2.2. Outer Ring Structures
The rings described in the previous section are called inner rings because they lie in the intermediate zone between the bulge and the spiral arms or disk. Perrine (1922) discovered a second type of ring structure in the southern barred galaxy NGC 1291 that more properly had to be called an ``outer ring'' or an ``external ring''. De Vaucouleurs & Buta (1980b) note that the outer ring of NGC 1291 was already visible on chart 29 of the Franklin-Adams sky charts published in 1910. It is interesting that the outer ring of NGC 7217 is also plainly visible in the photograph in Keeler (1908). In the revised Hubble classification systems described by both Sandage (1961) and de Vaucouleurs (1959a), outer rings are denoted by the symbol (R). De Vaucouleurs commented that such a structure is often observed in lenticulars and early-type spirals but that it is not clearly related to a specific class or family.

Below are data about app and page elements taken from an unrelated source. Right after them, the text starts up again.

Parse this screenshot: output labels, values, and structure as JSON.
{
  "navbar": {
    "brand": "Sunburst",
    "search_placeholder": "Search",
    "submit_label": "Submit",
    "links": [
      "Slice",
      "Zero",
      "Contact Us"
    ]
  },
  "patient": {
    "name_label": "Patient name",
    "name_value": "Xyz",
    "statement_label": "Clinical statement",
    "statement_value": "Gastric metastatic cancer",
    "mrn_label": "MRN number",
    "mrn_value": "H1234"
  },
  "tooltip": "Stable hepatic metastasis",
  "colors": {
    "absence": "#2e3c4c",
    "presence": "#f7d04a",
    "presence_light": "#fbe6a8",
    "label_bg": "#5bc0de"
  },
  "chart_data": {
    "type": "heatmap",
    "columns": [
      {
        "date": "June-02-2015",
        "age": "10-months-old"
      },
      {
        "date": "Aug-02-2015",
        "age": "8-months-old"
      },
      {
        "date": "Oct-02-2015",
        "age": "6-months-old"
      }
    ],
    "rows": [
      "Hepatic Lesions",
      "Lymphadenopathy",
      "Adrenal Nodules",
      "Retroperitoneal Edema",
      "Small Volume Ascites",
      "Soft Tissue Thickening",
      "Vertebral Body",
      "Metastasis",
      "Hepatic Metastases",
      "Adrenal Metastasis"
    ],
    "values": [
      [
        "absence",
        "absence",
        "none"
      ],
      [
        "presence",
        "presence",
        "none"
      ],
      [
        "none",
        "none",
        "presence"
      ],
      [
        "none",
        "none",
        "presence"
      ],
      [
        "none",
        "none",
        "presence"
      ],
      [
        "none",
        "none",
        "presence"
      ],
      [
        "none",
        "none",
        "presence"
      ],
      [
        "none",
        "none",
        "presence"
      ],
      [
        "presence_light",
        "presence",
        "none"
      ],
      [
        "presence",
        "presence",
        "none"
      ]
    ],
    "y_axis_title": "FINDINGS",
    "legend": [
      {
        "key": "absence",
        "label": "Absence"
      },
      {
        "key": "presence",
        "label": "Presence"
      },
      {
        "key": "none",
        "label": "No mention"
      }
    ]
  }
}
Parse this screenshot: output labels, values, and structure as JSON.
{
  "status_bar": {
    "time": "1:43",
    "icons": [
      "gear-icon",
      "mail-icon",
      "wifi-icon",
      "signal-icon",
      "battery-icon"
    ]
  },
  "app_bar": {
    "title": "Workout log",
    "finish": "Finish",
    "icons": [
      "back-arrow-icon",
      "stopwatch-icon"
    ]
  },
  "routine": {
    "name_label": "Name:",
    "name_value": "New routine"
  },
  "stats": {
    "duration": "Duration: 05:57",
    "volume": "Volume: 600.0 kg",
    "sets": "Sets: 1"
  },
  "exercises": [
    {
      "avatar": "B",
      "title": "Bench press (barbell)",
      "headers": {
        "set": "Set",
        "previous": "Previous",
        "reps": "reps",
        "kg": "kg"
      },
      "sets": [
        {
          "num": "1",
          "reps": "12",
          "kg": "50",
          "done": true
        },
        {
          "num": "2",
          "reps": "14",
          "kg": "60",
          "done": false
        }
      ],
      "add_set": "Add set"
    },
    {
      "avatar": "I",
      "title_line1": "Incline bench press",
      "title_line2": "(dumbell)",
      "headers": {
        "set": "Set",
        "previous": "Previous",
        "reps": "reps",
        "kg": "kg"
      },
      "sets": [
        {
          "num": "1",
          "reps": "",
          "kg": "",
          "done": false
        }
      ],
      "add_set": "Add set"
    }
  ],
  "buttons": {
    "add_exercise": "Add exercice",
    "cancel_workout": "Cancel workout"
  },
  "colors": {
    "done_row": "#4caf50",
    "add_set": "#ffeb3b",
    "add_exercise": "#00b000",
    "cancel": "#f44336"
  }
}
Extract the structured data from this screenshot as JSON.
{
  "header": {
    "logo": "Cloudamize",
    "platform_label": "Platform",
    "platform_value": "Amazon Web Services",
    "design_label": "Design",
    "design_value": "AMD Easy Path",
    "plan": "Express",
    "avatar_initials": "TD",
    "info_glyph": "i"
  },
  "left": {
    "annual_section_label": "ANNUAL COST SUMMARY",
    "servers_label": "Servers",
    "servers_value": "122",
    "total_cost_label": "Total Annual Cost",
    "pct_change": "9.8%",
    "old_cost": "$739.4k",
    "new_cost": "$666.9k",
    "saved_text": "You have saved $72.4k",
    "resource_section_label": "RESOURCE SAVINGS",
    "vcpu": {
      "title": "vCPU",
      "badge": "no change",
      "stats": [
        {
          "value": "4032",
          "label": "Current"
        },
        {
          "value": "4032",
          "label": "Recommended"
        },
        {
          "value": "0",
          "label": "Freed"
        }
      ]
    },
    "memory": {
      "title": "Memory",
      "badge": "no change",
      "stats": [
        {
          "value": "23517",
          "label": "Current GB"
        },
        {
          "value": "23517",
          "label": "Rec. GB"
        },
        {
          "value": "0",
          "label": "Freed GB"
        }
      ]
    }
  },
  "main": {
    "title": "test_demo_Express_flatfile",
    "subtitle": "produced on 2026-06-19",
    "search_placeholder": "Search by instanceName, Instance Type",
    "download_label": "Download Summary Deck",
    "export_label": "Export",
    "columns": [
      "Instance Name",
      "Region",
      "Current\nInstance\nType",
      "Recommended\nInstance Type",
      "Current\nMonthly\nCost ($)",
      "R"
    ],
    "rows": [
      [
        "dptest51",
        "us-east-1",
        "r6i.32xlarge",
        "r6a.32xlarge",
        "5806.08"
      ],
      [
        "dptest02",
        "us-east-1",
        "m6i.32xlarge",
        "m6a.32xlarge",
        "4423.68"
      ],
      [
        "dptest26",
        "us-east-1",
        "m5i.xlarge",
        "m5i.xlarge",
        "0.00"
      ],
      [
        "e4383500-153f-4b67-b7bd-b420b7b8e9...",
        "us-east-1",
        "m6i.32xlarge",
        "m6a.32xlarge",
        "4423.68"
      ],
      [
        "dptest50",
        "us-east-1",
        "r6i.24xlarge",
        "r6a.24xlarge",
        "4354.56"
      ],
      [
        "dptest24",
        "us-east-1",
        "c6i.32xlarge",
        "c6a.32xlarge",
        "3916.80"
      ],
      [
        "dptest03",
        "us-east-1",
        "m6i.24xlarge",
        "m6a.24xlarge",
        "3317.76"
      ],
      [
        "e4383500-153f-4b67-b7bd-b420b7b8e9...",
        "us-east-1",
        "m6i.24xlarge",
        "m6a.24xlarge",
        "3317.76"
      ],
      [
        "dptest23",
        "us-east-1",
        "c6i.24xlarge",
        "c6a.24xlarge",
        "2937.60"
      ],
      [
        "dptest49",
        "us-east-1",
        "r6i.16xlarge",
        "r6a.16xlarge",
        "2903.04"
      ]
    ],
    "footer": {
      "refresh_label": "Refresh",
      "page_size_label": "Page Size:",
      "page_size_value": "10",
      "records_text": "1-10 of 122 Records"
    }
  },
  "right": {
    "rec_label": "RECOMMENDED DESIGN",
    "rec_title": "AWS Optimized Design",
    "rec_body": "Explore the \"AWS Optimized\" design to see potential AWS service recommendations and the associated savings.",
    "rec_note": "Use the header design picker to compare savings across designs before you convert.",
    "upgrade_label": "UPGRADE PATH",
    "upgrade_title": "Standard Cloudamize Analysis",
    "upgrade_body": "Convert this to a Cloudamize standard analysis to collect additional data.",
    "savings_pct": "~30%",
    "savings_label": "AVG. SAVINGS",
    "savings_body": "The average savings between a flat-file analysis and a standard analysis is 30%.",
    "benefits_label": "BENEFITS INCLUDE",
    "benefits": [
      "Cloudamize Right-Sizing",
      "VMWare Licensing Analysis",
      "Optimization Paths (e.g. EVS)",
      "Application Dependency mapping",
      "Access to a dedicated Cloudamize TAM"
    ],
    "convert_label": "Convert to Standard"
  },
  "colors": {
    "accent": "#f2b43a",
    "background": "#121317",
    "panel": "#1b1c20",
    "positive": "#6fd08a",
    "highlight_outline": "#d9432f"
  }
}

Later studies (e.g. Kormendy 1979a) have suggested that such rings may be most prevalent in barred galaxies. The relative frequency of the phenomenon seems to be greatest at stage S0/a (de Vaucouleurs 1975a; see section 9.1). Three examples of pure outer rings are illustrated in Figure 1 and Figures 13 - 14. As with inner rings, outer rings are closely linked to the spiral pattern, and occasionally the ring is a wrapped pair of spiral arms that nearly close together. In such cases, the ring is referred to as an outer pseudoring and is symbolized by (R'). Outer pseudorings are discussed in more detail in section 4.1.
The Carnegie Atlas (SB94) emphasizes the connection between outer rings and early-type barred galaxies. In the type sequence they describe for barred S0 galaxies, the bar develops from a barely differentiated oval in the inner regions (type SB01), to a bar of the ``ansae'' type (SB02), to a sharp bar extending across the entire disk (type SB03). SB94 comment that many galaxies classified as type SB02 or SB02/3 have detached or semi-detached outer rings. The interpretation of the features is not always consistent; for example, SB94 classify both NGC 2859 and 4340 as RSB02, yet the ring in the latter is clearly an inner ring filled exactly by the bar.